Start with 3 8-ounce containers of mushrooms.  Trim off the stems and rinse under cool running water to remove any dirt.

Then in a large saucepan combine:

1-1/4 cups white vinegar

1-1/2 cups water

3 tablespoons sea salt

Heat, stirring to dissolve the salt, then add the mushrooms.

Bring to a boil then reduce heat to a simmer and cook for 12 minutes or until tender.  While cooking, chop 4 tablespoons of onions (about 1/4 of a small onion).

Clean jars, lids and bands with hot soapy water.  Place lids in a small saucepan with enough water to cover them.  Heat over low heat, and do not let boil.

Pack mushrooms into jars then add:

2 tablespoons onion

1/2 teaspoon peppercorns

1/8 teaspoon garlic powder, or 1 clove garlic

finally fill jars with hot brine left over from cooking, leaving 1/2 inch headspace (the space between the rim of the jar, and the liquid).  Remove any air bubbles on sides of jar with a non-metal spatula.  Wipe rims of jars, take the lids out of the hot water and place on jars, then put on the metal band.

Boil in in a pot deep enough to cover the tops of your jars, boil for 30 minutes.

Note: I am above 6000 feet, if you are at a lower altitude the processing time will be less.

After the jars cool, the tops should be suctioned inward, if you push on the tops and they move refrigerate immediately and use within a week.  If your seal is good they can be stored safely up to a year.

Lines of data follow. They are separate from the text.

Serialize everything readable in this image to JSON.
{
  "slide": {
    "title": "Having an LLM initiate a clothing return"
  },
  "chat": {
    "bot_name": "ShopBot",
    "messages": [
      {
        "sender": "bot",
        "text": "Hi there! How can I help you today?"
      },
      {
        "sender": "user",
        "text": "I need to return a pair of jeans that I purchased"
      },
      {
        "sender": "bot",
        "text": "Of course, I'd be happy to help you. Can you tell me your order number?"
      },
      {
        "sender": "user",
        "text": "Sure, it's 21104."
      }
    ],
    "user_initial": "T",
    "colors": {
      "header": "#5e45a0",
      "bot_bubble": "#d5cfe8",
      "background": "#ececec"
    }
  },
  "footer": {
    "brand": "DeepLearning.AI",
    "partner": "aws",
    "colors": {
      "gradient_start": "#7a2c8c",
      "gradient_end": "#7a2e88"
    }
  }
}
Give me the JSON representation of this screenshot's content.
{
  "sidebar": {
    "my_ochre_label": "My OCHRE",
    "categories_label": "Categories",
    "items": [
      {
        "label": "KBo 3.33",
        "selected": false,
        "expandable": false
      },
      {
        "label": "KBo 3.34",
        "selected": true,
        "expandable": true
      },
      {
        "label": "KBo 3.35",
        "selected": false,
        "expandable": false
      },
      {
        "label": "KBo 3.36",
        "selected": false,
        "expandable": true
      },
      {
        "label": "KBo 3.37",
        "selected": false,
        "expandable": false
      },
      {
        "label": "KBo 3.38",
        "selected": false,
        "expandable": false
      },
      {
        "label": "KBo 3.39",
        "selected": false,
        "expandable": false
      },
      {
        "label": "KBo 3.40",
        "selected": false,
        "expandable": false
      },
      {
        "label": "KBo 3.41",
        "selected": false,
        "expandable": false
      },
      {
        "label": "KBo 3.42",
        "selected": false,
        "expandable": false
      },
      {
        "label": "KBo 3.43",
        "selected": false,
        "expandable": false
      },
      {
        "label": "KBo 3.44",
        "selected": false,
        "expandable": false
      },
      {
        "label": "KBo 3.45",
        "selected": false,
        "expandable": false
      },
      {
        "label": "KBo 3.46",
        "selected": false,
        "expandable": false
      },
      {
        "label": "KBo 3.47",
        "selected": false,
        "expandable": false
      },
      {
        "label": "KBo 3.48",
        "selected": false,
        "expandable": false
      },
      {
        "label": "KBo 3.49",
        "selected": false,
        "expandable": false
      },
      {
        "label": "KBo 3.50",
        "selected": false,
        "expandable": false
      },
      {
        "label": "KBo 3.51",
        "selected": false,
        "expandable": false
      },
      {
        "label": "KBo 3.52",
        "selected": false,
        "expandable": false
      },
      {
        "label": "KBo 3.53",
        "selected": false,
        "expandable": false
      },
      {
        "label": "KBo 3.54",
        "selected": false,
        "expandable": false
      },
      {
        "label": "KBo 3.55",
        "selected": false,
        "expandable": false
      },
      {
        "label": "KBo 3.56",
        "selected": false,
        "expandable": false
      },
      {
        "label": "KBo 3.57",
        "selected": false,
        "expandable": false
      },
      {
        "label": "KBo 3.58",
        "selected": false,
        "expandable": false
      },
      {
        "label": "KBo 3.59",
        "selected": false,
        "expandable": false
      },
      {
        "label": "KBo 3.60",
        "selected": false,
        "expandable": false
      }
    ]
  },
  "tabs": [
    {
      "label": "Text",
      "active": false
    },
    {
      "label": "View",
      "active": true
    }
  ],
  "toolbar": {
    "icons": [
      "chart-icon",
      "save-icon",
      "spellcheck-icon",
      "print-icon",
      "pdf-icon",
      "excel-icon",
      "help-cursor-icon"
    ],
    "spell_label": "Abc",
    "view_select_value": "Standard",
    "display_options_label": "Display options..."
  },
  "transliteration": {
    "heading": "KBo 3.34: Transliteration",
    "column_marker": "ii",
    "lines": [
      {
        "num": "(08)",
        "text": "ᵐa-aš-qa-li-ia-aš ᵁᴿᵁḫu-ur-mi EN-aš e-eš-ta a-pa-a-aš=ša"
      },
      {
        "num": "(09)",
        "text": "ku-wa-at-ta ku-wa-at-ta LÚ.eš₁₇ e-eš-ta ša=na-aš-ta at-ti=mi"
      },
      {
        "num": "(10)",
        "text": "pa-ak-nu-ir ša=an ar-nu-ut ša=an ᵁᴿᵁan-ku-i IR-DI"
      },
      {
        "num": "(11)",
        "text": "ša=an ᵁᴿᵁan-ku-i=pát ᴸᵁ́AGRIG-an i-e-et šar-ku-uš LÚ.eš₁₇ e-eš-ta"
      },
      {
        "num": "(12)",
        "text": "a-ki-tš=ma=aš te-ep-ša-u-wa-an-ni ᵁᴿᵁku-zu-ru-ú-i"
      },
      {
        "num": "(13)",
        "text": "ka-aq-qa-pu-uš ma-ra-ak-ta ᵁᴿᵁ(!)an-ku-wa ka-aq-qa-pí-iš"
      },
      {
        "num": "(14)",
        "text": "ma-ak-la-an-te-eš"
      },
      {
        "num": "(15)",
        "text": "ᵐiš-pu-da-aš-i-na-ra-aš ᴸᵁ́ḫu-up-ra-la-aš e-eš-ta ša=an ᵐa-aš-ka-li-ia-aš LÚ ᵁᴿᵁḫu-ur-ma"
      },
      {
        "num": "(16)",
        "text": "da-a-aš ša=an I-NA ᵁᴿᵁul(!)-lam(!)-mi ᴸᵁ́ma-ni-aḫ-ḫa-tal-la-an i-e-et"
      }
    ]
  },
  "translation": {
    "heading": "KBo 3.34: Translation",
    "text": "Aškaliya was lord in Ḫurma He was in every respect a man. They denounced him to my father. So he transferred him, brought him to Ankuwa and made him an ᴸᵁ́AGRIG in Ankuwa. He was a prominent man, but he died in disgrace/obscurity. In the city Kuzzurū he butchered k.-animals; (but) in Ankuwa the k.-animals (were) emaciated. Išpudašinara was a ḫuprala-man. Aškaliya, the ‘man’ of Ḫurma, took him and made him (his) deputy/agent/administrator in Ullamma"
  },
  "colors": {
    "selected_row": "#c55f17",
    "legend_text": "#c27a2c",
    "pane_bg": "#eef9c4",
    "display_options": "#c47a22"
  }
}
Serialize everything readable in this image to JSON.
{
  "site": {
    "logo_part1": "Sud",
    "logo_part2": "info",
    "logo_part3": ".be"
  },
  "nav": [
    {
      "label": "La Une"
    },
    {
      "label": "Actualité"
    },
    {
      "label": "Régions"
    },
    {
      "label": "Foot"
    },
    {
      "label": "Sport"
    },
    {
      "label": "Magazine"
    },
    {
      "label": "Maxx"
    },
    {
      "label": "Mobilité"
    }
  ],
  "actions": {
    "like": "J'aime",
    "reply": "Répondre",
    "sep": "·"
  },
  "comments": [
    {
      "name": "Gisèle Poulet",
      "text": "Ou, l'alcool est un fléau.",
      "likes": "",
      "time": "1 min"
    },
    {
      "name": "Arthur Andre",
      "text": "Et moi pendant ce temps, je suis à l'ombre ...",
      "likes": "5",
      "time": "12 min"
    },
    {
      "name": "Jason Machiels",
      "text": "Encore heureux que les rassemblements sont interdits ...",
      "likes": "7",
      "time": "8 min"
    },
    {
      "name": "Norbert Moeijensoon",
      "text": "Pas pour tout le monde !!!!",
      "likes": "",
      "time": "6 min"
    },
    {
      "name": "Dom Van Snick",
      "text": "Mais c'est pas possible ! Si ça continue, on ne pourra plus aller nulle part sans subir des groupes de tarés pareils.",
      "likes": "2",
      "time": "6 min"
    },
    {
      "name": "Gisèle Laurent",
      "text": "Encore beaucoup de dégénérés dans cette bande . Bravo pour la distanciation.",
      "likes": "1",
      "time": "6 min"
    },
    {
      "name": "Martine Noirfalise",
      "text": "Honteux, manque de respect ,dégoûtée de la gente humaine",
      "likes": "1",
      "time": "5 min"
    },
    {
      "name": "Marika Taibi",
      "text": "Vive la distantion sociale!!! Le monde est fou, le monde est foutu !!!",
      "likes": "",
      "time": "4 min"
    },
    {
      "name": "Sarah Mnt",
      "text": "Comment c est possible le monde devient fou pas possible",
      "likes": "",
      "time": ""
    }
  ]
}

My finished product.  I have not tasted them yet, but when I do I will post how they taste!

Thanks for Reading!!!

Cindy Dorfsmith